Over the next few months, I’m going to share a series of articles about creating images with carved tools and I’m inviting you to join me in this creative journey. We’re going to start by working with linoleum blocks and sheets because they are available in a huge array of sizes, they are inexpensive, and the newer version of ‘lino’ is much easier to work with than what was available when I was in school.
Why carve your own images? Well, why not? You are a talented and creative person and I know you can do this. (Really, it’s not rocket science!) But here’s the best part. When you (yes, you!) carve your own tool, it’s yours. You imagine it, you create it, and you get the reward of transferring an idea out of your brain, into a tool, and onto your fabric or paper.
Before we start, I want to share a few pictures of tools I created over the years. Some I fell in love with, others not so much. But all were successful. I can Make a Mark on fabric (or paper) with each and every one of them.
One of the stamps that came out of Jane’s class was a composite stamp made up of a dozen erasers. While erasers are easy to carve, they come in 1″ square and 1″ x 2″ sizes, so it’s challenging to create large designs. Plus, they have to be glued to a backing plate to turn them into a useable stamp.
Next are 3 stamps I carved using an adhesive backed stamping material. The down side of this stuff was the thickness. I had to pile up 3 layers of the material to get it thick enough to make a useful stamp. At least I didn’t have to mess with glue to stick the pieces to the backing plate. (Linoleum would definitely be a better choice for these stamps.)
Stamp 3 is a simple 2″ x 2″ piece of soft stamping material.

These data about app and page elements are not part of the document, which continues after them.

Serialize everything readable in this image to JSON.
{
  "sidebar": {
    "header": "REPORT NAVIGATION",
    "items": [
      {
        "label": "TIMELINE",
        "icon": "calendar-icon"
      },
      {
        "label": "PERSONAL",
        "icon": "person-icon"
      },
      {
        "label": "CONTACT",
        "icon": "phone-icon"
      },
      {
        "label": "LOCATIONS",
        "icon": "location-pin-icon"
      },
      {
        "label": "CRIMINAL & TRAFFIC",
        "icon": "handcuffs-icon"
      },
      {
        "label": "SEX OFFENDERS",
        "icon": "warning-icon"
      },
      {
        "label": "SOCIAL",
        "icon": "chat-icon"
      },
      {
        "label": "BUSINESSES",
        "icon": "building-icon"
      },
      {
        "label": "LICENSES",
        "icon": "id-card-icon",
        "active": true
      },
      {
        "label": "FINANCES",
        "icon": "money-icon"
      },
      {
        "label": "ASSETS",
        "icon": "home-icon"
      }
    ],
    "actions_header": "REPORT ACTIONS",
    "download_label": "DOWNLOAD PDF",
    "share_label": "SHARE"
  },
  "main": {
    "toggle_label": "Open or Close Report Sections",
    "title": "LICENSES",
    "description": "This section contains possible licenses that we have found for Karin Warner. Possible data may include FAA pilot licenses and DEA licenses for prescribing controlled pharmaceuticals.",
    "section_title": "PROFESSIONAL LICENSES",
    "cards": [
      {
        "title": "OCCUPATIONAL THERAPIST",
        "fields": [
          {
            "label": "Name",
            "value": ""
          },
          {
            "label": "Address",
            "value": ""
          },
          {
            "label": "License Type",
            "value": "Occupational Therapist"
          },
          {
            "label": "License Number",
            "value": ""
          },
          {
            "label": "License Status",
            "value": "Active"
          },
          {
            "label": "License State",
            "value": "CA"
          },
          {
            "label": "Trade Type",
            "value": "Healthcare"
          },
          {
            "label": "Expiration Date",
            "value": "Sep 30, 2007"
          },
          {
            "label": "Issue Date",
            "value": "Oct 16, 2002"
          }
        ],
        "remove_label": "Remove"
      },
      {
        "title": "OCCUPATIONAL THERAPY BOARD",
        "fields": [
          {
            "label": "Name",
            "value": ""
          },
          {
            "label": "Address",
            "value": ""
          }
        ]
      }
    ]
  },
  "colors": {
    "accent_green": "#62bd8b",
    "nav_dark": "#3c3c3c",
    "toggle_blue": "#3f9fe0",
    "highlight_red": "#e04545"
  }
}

While I like this material for it’s softness, I never found a glue for sticking it to a backing plate. The material would curl and separate from the backing. No problem for something small like this, but no fun when I worked with larger pieces.

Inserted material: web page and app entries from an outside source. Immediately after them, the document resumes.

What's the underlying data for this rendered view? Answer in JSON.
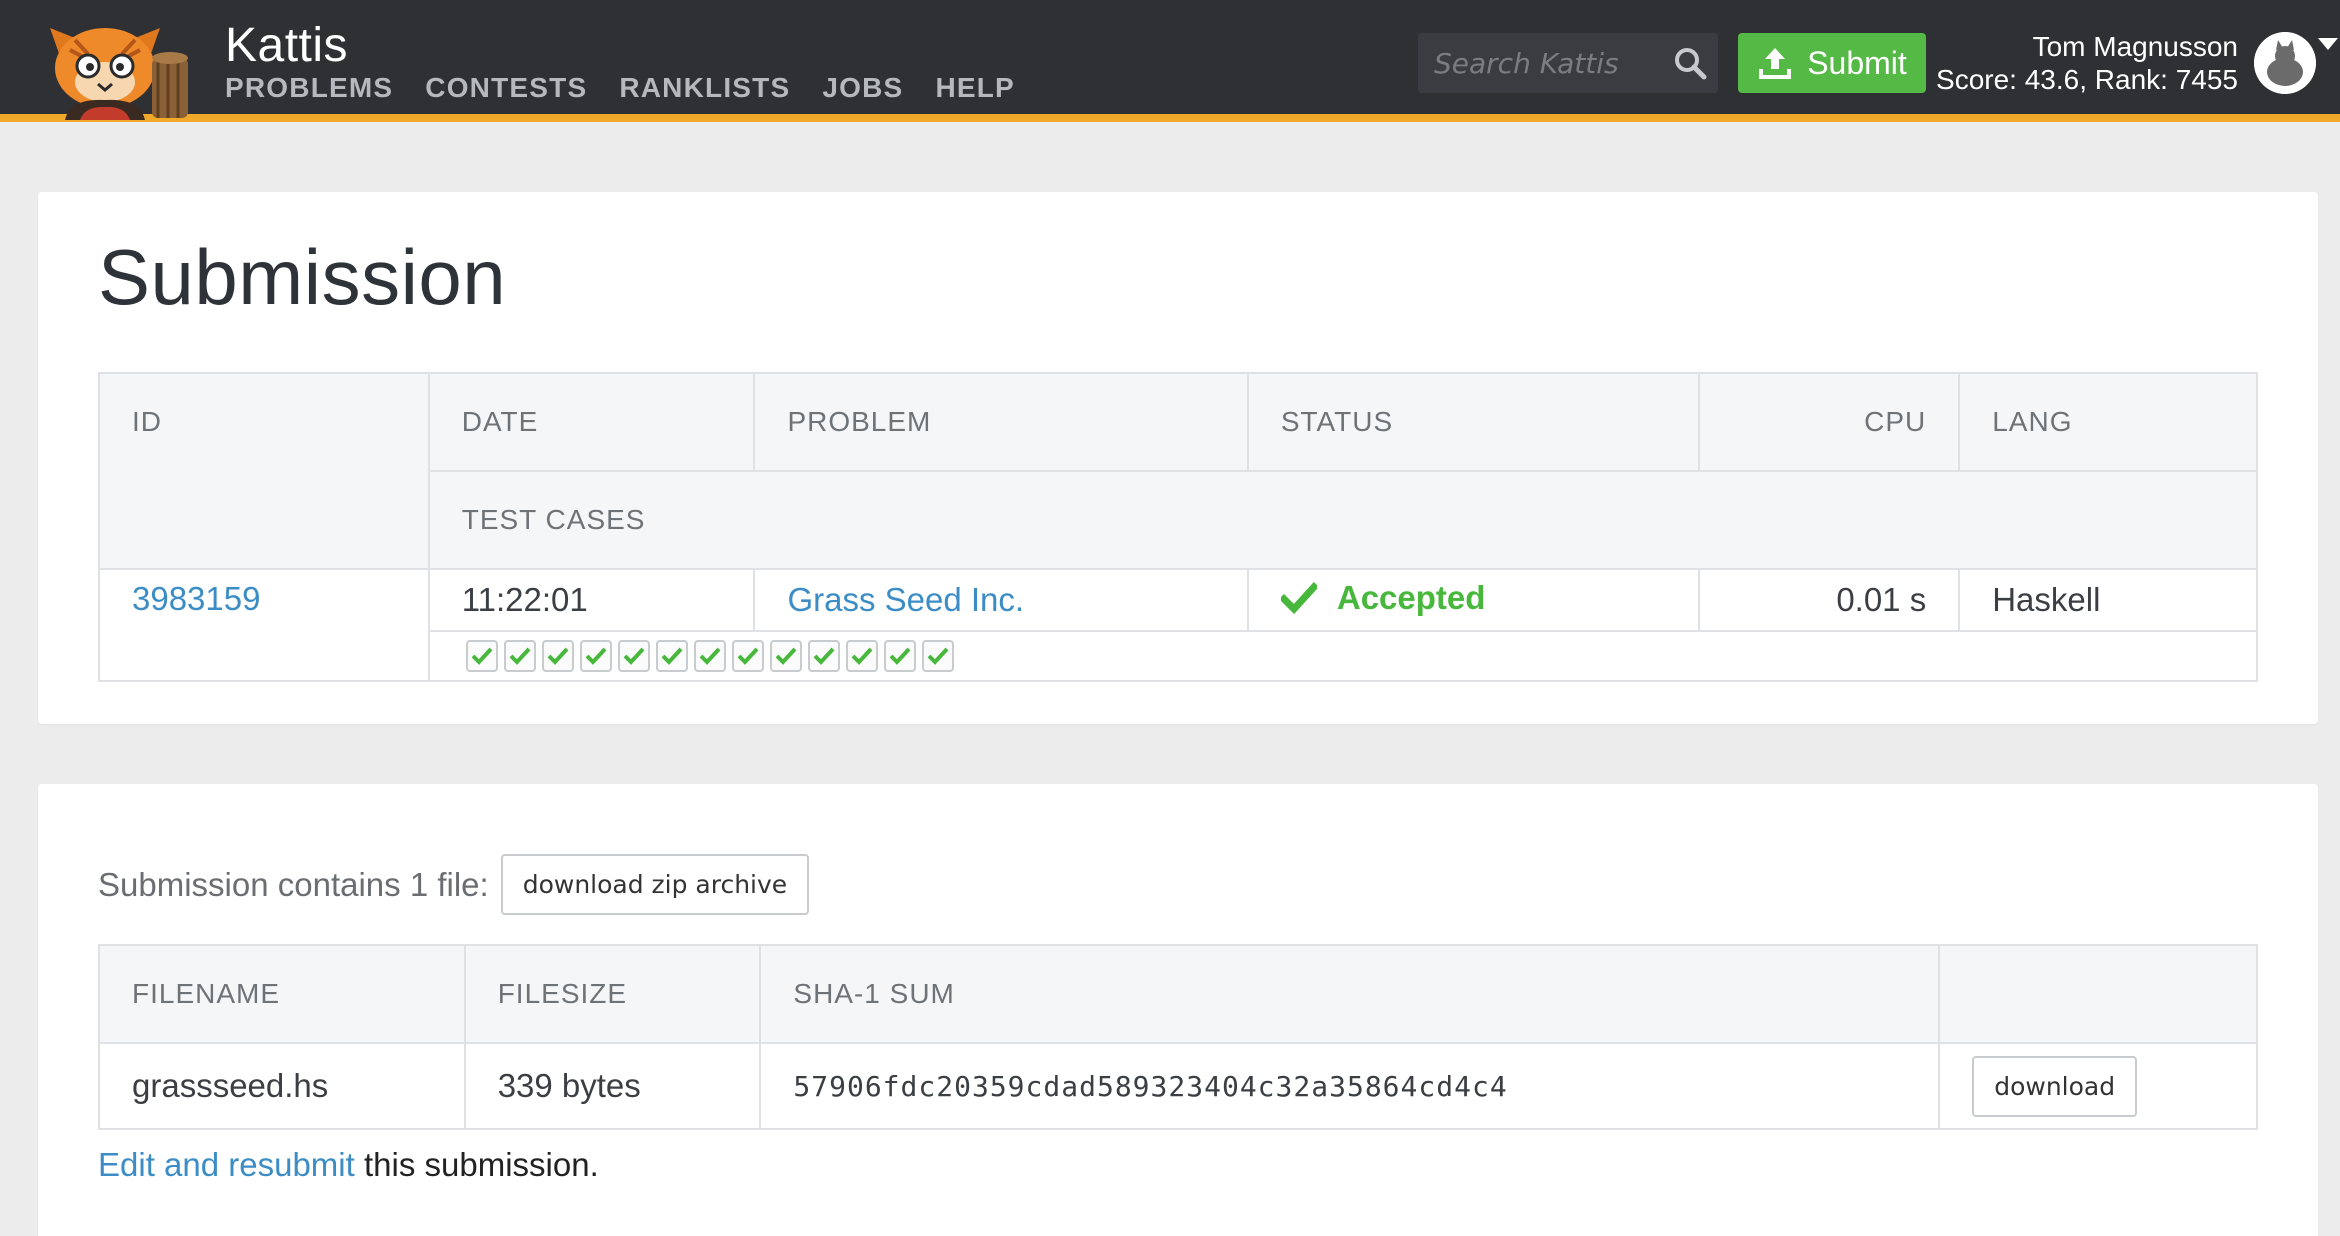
{
  "header": {
    "brand": "Kattis",
    "nav": [
      "PROBLEMS",
      "CONTESTS",
      "RANKLISTS",
      "JOBS",
      "HELP"
    ],
    "search_placeholder": "Search Kattis",
    "submit_label": "Submit",
    "user_name": "Tom Magnusson",
    "user_score": "Score: 43.6, Rank: 7455",
    "accent_color": "#f0a928",
    "submit_color": "#55b946"
  },
  "submission": {
    "title": "Submission",
    "columns": {
      "id": "ID",
      "date": "DATE",
      "problem": "PROBLEM",
      "status": "STATUS",
      "cpu": "CPU",
      "lang": "LANG",
      "test_cases": "TEST CASES"
    },
    "row": {
      "id": "3983159",
      "date": "11:22:01",
      "problem": "Grass Seed Inc.",
      "status": "Accepted",
      "cpu": "0.01 s",
      "lang": "Haskell"
    },
    "test_cases_passed": 13,
    "test_case_icon": "check-icon",
    "status_color": "#47b83b"
  },
  "files": {
    "intro": "Submission contains 1 file:",
    "zip_button": "download zip archive",
    "columns": {
      "filename": "FILENAME",
      "filesize": "FILESIZE",
      "sha": "SHA-1 SUM"
    },
    "rows": [
      {
        "filename": "grassseed.hs",
        "filesize": "339 bytes",
        "sha": "57906fdc20359cdad589323404c32a35864cd4c4",
        "download": "download"
      }
    ]
  },
  "footer": {
    "edit_link": "Edit and resubmit",
    "edit_rest": " this submission."
  }
}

This photo shows a section of a lino sheet that I carved on Sunday evening. I was practicing making curved lines with a small u-shaped tool. I didn’t test it out (it was past my bedtime when I finished), but I’m very satisfied with the result of this practice piece. By the time I finished working on a 6″ x 6″ piece of unmounted lino, I had a pretty good feel for making curved lines without making too much of a mess.
But, I’m getting ahead of myself… Next week, I’ll start at the beginning as we create carved tools with linoleum blocks. We’ll have a great time exploring this process together!
Do you have a favorite method for carving stamps? What’s your favorite stamping material? Here’s your chance to join the conversation. You can post your comments below and show off your favorite hand-carved stamp over at the Share Your Project page. Simply upload a photo and share information about your stamp and how you made it – it’s easy!